Earlier this week, we hosted a webinar featuring an overview of SACE’s 2017 Solar in the Southeast Annual Report along with time for questions and answers. We recorded that webinar and you can access it here.
The report highlights solar data and trends throughout the region, including Alabama, Georgia, Florida, Mississippi, North Carolina, South Carolina, and Tennessee. We use a “watts per customer” metric (the amount of installed solar relative to the total number of customers served) to identify which utilities are leading (the SunRisers, as we call them) and which are lagging (aptly named, SunBlockers).
I’ll also include some of the questions (and answers) here, as well:
- How will the solar tariffs recently enacted by President Trump impact your forecast?
The projections for our Solar in the Southeast 2017 Annual Report were completed before President Trump decided to impose new tariffs on imports of solar cells and modules. Early assessments of the new tariffs suggest job losses of 23,000 in the solar industry this year (2018) and an 11% slowdown in solar installations through 2022 — with some southeastern states disproportionately affected. Much of the growth in the SACE forecast represents existing contracts and commitments that remain highly certain. And the new tariffs just became effective on February 7 so the SACE forecast can serve as a gauge of how significantly the President’s decision affects solar growth in the Southeast.
- What is the largest solar project in the Southeast?
The SandHills Solar project in Butler (Taylor County) GA is the largest in our current (2017) dataset. It’s 146 MW. It’s owned by Southern Power, covers more than 900 acres, and it serves coops through Oglethorpe (primarily, Cobb Electric Membership Corporation (EMC), Flint EMC, Sawnee EMC, Middle Georgia EMC and Irwin EMC.)

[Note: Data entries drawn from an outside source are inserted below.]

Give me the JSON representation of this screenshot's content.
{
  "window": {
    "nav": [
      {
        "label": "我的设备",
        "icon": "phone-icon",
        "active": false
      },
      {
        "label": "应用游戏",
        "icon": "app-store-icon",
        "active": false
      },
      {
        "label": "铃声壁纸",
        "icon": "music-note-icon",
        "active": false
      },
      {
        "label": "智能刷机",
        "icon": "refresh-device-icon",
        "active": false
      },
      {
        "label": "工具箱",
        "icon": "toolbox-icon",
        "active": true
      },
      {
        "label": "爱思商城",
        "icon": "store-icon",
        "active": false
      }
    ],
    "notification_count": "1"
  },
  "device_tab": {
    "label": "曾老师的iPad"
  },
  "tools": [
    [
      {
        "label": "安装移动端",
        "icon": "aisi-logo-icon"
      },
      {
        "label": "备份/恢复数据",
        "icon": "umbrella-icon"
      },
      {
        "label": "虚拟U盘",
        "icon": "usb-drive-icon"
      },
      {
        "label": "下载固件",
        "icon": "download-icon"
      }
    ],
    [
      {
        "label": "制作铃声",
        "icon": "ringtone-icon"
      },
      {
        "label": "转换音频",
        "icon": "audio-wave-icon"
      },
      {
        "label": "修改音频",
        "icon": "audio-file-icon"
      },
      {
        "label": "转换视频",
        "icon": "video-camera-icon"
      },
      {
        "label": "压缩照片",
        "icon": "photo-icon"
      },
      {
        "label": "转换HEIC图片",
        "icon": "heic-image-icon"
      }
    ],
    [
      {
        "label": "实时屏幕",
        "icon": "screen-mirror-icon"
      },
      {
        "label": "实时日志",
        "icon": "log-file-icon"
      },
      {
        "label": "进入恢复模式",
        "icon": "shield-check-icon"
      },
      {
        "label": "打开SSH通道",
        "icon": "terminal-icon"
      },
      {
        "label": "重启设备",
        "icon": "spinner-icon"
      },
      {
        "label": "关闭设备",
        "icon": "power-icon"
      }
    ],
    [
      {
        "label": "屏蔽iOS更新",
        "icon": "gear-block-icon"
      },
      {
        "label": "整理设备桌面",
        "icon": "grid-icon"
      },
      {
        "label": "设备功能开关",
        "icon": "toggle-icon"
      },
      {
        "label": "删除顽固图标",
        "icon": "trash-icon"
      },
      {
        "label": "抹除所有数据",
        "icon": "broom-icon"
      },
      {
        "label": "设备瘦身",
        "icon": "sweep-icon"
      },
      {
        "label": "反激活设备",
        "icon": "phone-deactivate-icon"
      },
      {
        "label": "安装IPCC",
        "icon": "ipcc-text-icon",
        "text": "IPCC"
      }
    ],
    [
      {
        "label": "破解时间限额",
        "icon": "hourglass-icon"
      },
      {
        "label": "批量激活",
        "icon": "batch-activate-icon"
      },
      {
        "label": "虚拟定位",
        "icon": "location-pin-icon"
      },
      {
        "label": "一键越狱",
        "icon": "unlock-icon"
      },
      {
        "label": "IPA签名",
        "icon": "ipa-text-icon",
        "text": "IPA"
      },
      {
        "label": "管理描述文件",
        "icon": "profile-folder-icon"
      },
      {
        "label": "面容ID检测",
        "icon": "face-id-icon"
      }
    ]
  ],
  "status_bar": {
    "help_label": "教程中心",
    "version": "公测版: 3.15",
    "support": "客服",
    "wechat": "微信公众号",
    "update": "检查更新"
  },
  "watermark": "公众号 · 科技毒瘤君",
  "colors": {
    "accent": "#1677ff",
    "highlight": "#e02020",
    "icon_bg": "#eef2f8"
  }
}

Just last month, Georgia Power announced a 200 MW project for Twiggs County, GA. (2000 acres, near Warner Robbins). That one should be online by the end of next year (2019).
- Is solar really cost-effective compared to other forms of electricity?
The short answer is yes. The 3rd party resource we often reference for solar pricing is Lazard. They publish a “Levelized Cost of Energy” (LCOE) study every year. In their 2017 update from November, they expressed that utility-scale solar prices had decreased 86% in 8 years (2009-2017). My colleague, Simon Mahan, blogged about it at the time (Report: Wind, solar are cheapest options, NOW).
They report the unsubsidized LCOE for utility-scale solar between 4.3-5.3 cents per kWh. (With subsidies, 3.5-4.2 cents/kWh). For comparison, the range for combined cycle natural gas is 4.2-7.8 cents/kWh.